E8 and MIT allege that Affymetrix nevertheless kept on using the methods—and directed its customers to use them—in direct infringement of MIT’s patent. E8, meanwhile, now holds an exclusive license to the patent.
Housman and Mulligan are former MIT colleagues and longtime friends. Mulligan was not involved in the work underlying the ’228 patent but, as an inventor himself who now has extensive knowledge of patent litigation through his business experience, he says he understood the incredible resources that have to be mustered to mount a challenge like this. His role, he says, was to help round up those resources, which are hard even for an institution like MIT to commit.
And MIT might have other reasons for not acting on its own before now—it has ties to Affymetrix via the Broad Institute, whose mission is to use genomic science to transform medicine. Since September of 2004, Affymetrix and the Broad have had a supply and research collaboration which gives “preferential terms to the Broad Institute for applications development in return for the option to make commercial products available from the resulting research,” according to an Affymetrix annual report. One of the main focuses of the alliance is whole-genome SNP analysis.
Indeed, two of Affymetrix’s newest SNP-analysis chips, launched commercially in December 2006 and May 2007, are products of the Broad collaboration. And SNP products are a substantial and growing source of Affymetrix’s revenue, which totaled $371.3 million in 2007. The product released in May 2007, for example, generated about $15 million in sales in the first quarter of this year out of about $80 million total, and it has “clearly been the biggest growth driver for Affymetrix’s genotyping franchise,” said Shaun Rodriguez, an analyst with Cowen & Company in Boston, in an e-mail. Genotyping product sales as a whole grew 25 percent in 2007, and Cowen forecasts it will grow another 16 percent this year, largely because of the newest SNP device, according to Rodriguez.

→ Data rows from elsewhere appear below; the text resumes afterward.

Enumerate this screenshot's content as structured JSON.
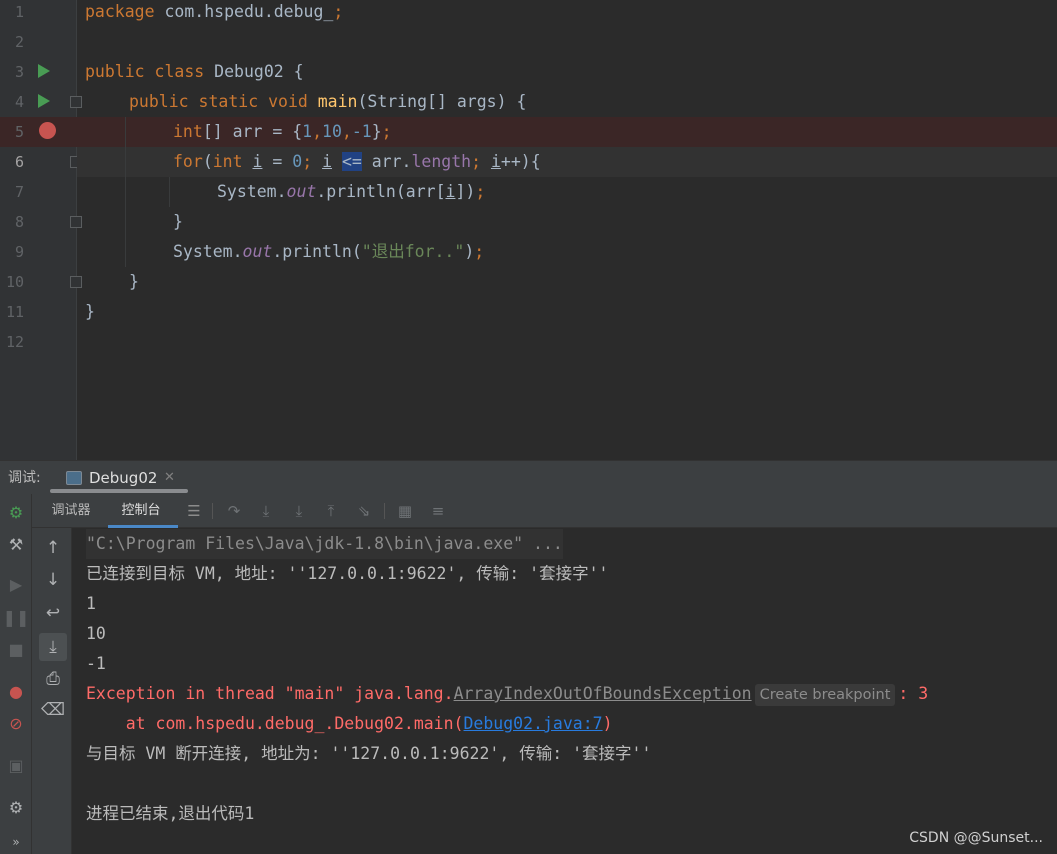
{
  "editor": {
    "lines": [
      {
        "num": "1"
      },
      {
        "num": "2"
      },
      {
        "num": "3"
      },
      {
        "num": "4"
      },
      {
        "num": "5"
      },
      {
        "num": "6"
      },
      {
        "num": "7"
      },
      {
        "num": "8"
      },
      {
        "num": "9"
      },
      {
        "num": "10"
      },
      {
        "num": "11"
      },
      {
        "num": "12"
      }
    ],
    "t": {
      "l1_kw": "package",
      "l1_rest": " com.hspedu.debug_",
      "l1_semi": ";",
      "l3_kw": "public class",
      "l3_rest": " Debug02 {",
      "l4_kw": "public static void",
      "l4_fn": "main",
      "l4_rest": "(String[] args) {",
      "l5_kw": "int",
      "l5_a": "[] arr = {",
      "l5_n1": "1",
      "l5_c1": ",",
      "l5_n2": "10",
      "l5_c2": ",",
      "l5_n3": "-1",
      "l5_b": "}",
      "l5_semi": ";",
      "l6_kw": "for",
      "l6_a": "(",
      "l6_kw2": "int",
      "l6_i1": "i",
      "l6_eq": " = ",
      "l6_n0": "0",
      "l6_s1": ";",
      "l6_i2": "i",
      "l6_op": "<=",
      "l6_arr": " arr.",
      "l6_len": "length",
      "l6_s2": ";",
      "l6_i3": "i",
      "l6_end": "++){",
      "l7_a": "System.",
      "l7_out": "out",
      "l7_b": ".println(arr[",
      "l7_i": "i",
      "l7_c": "])",
      "l7_semi": ";",
      "l8": "}",
      "l9_a": "System.",
      "l9_out": "out",
      "l9_b": ".println(",
      "l9_str": "\"退出for..\"",
      "l9_c": ")",
      "l9_semi": ";",
      "l10": "}",
      "l11": "}"
    }
  },
  "debug": {
    "title": "调试:",
    "tab_label": "Debug02",
    "tab_close": "✕",
    "subtabs": [
      "调试器",
      "控制台"
    ]
  },
  "icons": {
    "left_bar": [
      "bug-icon",
      "wrench-icon",
      "resume-icon",
      "pause-icon",
      "stop-icon",
      "view-breakpoints-icon",
      "mute-breakpoints-icon",
      "camera-icon",
      "settings-icon",
      "more-icon"
    ],
    "toolbar": [
      "menu-icon",
      "show-execution-point-icon",
      "step-over-icon",
      "step-into-icon",
      "step-out-icon",
      "run-to-cursor-icon",
      "evaluate-icon",
      "trace-icon"
    ],
    "console_bar": [
      "up-arrow-icon",
      "down-arrow-icon",
      "soft-wrap-icon",
      "scroll-to-end-icon",
      "print-icon",
      "trash-icon"
    ]
  },
  "console": {
    "cmd": "\"C:\\Program Files\\Java\\jdk-1.8\\bin\\java.exe\" ...",
    "connected": "已连接到目标 VM, 地址: ''127.0.0.1:9622', 传输: '套接字''",
    "out1": "1",
    "out2": "10",
    "out3": "-1",
    "exc_prefix": "Exception in thread \"main\" java.lang.",
    "exc_class": "ArrayIndexOutOfBoundsException",
    "exc_hint": "Create breakpoint",
    "exc_suffix": ": 3",
    "at_prefix": "    at com.hspedu.debug_.Debug02.main(",
    "at_link": "Debug02.java:7",
    "at_suffix": ")",
    "disconnected": "与目标 VM 断开连接, 地址为: ''127.0.0.1:9622', 传输: '套接字''",
    "exit": "进程已结束,退出代码1"
  },
  "watermark": "CSDN @@Sunset...",
  "colors": {
    "keyword": "#cc7832",
    "number": "#6897bb",
    "string": "#6a8759",
    "method": "#ffc66d",
    "error": "#ff6b68",
    "link": "#287bde"
  }
}
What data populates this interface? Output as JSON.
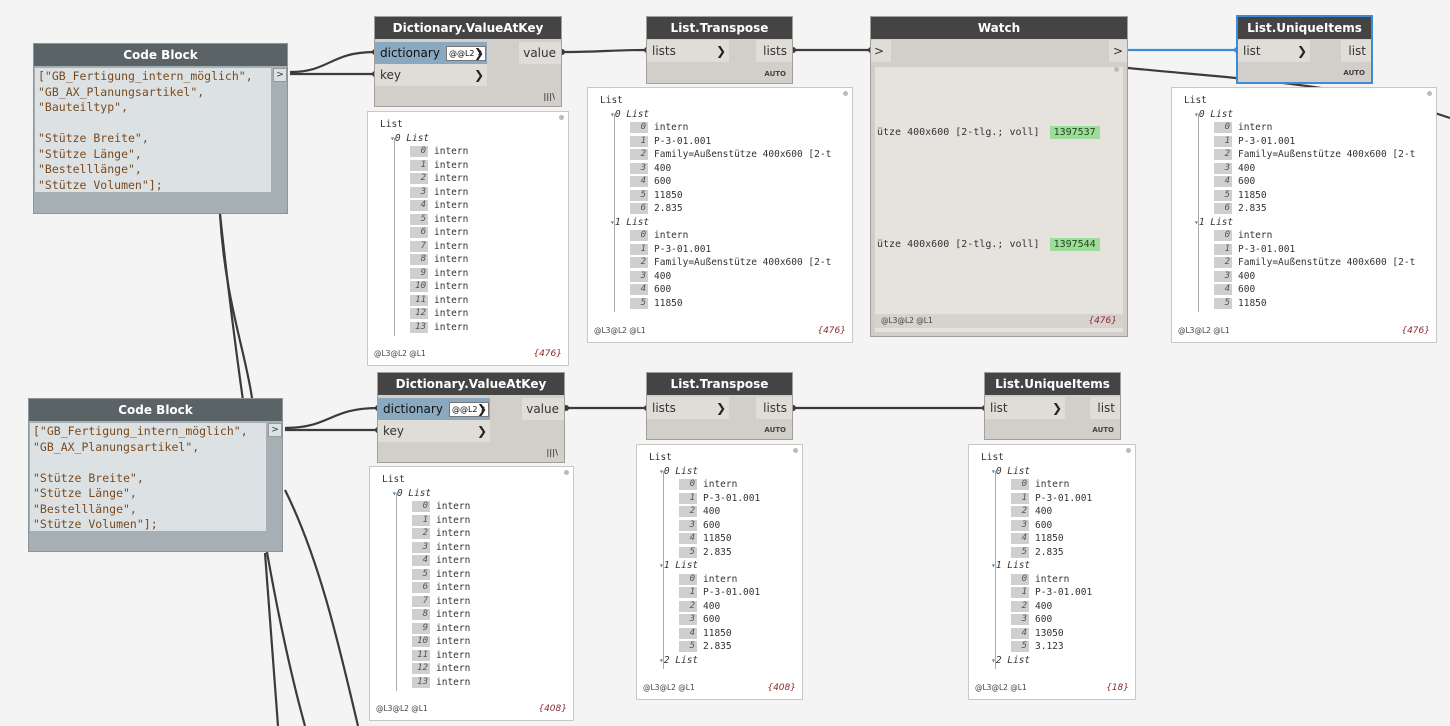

Given the history with the interference proceeding that went MIT’s way, E8 and MIT appear to have a strong case against the company, Rodriguez says. If Affymetrix loses, it could end up having to pay royalties on product sales that stretch out “for many years,” he adds.
The Broad Institute, for its part, relies on Affymetrix’s products for a portion of its experiments. Our request to MIT and the Broad for more information on the collaboration with Affymetrix was not answered by the time of this writing, though an MIT spokeswoman said it was unlikely they would comment. Similarly, MIT Technology Licensing Office Director Lita Nelsen said in an e-mail that she could not comment on a case in litigation.
An Affymetrix spokesman also declined to comment. Affymetrix did file a form with the SEC on July 3 acknowledging the lawsuit. “We believe that the plaintiffs’ claims are without merit and will vigorously defend against the claims advanced in the complaint,” the company said in the filing.
According to court filings, a summons was served on Affymetrix last week, giving the California company 20 days to answer the complaint. In the meantime, you can read the whole text of the E8-MIT complaint here.